TASK DESCRIPTION –
Wherever the word "Opens" appears in the entries, copy the whole line.

===== STUDY MATERIAL

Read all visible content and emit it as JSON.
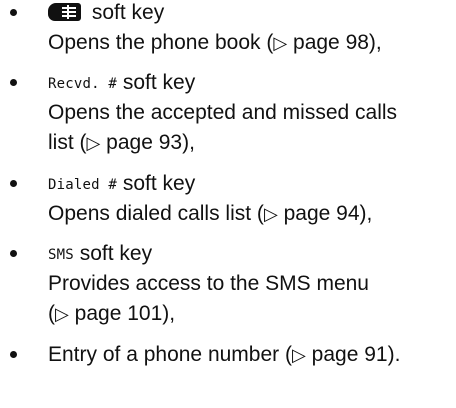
{
  "items": [
    {
      "lead": {
        "icon": "phone-book-icon",
        "rest": " soft key"
      },
      "line2": {
        "before": "Opens the phone book (",
        "arrow": "▷",
        "after": " page 98),"
      }
    },
    {
      "lead": {
        "key": "Recvd. #",
        "rest": " soft key"
      },
      "line2": "Opens the accepted and missed calls",
      "line3": {
        "before": "list (",
        "arrow": "▷",
        "after": " page 93),"
      }
    },
    {
      "lead": {
        "key": "Dialed #",
        "rest": " soft key"
      },
      "line2": {
        "before": "Opens dialed calls list (",
        "arrow": "▷",
        "after": " page 94),"
      }
    },
    {
      "lead": {
        "key": "SMS",
        "rest": " soft key"
      },
      "line2": "Provides access to the SMS menu",
      "line3": {
        "before": "(",
        "arrow": "▷",
        "after": " page 101),"
      }
    },
    {
      "lead": {
        "before": "Entry of a phone number (",
        "arrow": "▷",
        "after": " page 91)."
      }
    }
  ]
}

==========

ANSWER SECTION –
        "before": "Opens the phone book (",
      "line2": "Opens the accepted and missed calls",
        "before": "Opens dialed calls list (",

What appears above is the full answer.